In my best David Letterman voice…
#5 – Furniture Treasury by Wallace Nutting, 3 volumes
If you can find it go for any edition between the 1928 and 1948 printings. The pictures are far better in quality. This book is jammed so full of furniture you can’t help but start to see subtle differences. Some of the research has been proven wrong but much of it still stands as the basis for many scholarly books today.
#4 – American Antiques from The Israel Sack Collection in ten volumes
Just the fact that it is ten volumes makes this an indispenible reference. Add to that the fact that the Sacks and Joe Hennage compiled this collection from brochures and archives from one of America’s greatest antique dealers simply adds to the necessity to own the enitire collection.
#3 – New England Furniture, The Colonial Era by Brock Jobe and Myrna Kaye
This was one of the first books to show period pieces from all angles. You get to see different forms and pieces from all over New England that are only a part of the collection of the Society for the Preservation of New England Antiquities (SPNEA). The authors pull out drawers and show you the inside of pieces, backs of pieces and they even roll the pieces over and show you the bottoms. It’s an amazing work.
#2 – American Furniture in The Metropolitan Museum of Art – Late Colonial Period:The Queen and and Chippendale Styles by Morrison Heckscher
Without a doubt the collection in the Met is one of the greatest collections of American furniture on display. Mr. Heckscher gets you up close and personal with a huge slice of the collection with detailed, scholarly descriptions of the pieces. Kari Hultman recently did a blog post on Desert Island Tools and in that same spirit i would put Mr. Heckscher’s book in the category of “must have” books.
And the #1 book for those who take period furniture seriously is – American Furniture:Queen Anne and Chippendale Periods in the Henry Francis du Pont Winterthur Museum by Joseph Downs
This book chronicles some of the greatest pieces on display in the most unbelievable museum of American Decorative Arts in the country. Mr. du Post put together a vast collection of furniture, architecture and accessories which is truly incredible. If you have the ability to journey to the museum, and you like period furniture, you will undoubtedly make a repeat trip because there is no way you can take in the whole collection in only one visit. The scholarship in the book stands as the benchmark for books being written today.

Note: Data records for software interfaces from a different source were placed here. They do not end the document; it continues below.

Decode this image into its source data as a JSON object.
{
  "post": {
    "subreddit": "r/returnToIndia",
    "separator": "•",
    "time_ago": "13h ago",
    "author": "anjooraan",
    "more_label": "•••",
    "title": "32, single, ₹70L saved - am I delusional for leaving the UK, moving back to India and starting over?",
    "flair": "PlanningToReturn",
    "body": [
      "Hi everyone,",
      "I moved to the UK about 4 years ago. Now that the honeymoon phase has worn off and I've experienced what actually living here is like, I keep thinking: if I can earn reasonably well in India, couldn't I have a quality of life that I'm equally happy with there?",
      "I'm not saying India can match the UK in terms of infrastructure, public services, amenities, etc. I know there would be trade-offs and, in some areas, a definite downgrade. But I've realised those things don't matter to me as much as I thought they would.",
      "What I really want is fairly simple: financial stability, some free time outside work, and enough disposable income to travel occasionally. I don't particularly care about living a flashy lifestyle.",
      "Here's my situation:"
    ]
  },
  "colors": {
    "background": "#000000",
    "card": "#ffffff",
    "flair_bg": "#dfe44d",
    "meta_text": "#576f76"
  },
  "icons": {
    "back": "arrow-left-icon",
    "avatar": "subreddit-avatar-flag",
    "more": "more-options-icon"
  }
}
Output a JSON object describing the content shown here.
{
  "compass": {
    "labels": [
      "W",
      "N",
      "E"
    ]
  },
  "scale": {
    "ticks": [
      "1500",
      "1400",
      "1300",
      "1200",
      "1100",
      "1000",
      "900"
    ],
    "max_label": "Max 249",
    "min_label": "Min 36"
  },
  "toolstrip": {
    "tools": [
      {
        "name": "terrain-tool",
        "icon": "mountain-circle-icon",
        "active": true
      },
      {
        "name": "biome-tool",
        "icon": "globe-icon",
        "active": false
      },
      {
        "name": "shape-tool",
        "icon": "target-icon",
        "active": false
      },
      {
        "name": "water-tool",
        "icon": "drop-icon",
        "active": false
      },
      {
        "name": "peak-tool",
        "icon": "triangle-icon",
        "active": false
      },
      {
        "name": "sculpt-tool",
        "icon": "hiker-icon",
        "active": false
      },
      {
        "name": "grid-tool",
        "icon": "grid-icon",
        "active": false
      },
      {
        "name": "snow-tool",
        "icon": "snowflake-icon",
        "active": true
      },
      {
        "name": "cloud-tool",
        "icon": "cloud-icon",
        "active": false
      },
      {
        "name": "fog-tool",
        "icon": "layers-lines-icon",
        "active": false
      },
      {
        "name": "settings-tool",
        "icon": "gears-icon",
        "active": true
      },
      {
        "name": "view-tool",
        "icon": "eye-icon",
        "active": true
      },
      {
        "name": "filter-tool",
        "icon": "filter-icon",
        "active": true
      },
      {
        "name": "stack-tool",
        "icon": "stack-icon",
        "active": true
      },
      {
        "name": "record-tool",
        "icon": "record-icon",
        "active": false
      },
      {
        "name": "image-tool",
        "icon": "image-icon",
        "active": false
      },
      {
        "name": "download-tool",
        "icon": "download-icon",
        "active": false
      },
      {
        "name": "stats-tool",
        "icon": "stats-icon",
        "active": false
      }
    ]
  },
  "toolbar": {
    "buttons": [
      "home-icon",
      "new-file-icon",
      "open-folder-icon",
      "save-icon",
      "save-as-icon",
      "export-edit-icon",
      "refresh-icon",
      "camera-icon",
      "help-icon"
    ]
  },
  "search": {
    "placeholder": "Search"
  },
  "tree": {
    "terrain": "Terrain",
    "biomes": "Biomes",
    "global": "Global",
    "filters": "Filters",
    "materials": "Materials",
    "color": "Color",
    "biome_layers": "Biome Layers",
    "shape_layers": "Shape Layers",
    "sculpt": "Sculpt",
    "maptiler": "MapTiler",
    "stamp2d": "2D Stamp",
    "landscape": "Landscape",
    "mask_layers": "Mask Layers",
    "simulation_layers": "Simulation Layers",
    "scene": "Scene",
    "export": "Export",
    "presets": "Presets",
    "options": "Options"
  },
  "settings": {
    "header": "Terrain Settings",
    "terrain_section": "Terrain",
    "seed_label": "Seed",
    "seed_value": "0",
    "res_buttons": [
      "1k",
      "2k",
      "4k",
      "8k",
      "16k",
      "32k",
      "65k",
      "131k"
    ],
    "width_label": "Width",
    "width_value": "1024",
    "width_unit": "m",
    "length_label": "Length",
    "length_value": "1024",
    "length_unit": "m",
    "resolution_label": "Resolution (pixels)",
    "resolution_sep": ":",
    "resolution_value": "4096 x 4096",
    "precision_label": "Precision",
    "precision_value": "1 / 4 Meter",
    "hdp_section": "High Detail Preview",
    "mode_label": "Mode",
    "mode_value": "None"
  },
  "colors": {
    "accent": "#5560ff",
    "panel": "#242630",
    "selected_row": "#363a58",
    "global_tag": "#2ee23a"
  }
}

This is, of course, only a tiny selection of the books one truly “needs” to get a complete education on period furniture. So many others ought to be on the list from The Fine Points of Furniture by Albert Sack to The Mastercraftsmen of Newport by Michael Moses to the entire American Furniture series by Luke Beckerdite at the Chipstone Foundation but I was asked to name five. I’m sure others will have a different “top five”. If you’re one who would have something else on the list, please comment. I’m always interested in seeing if there happens to be a book out there I don’t know about.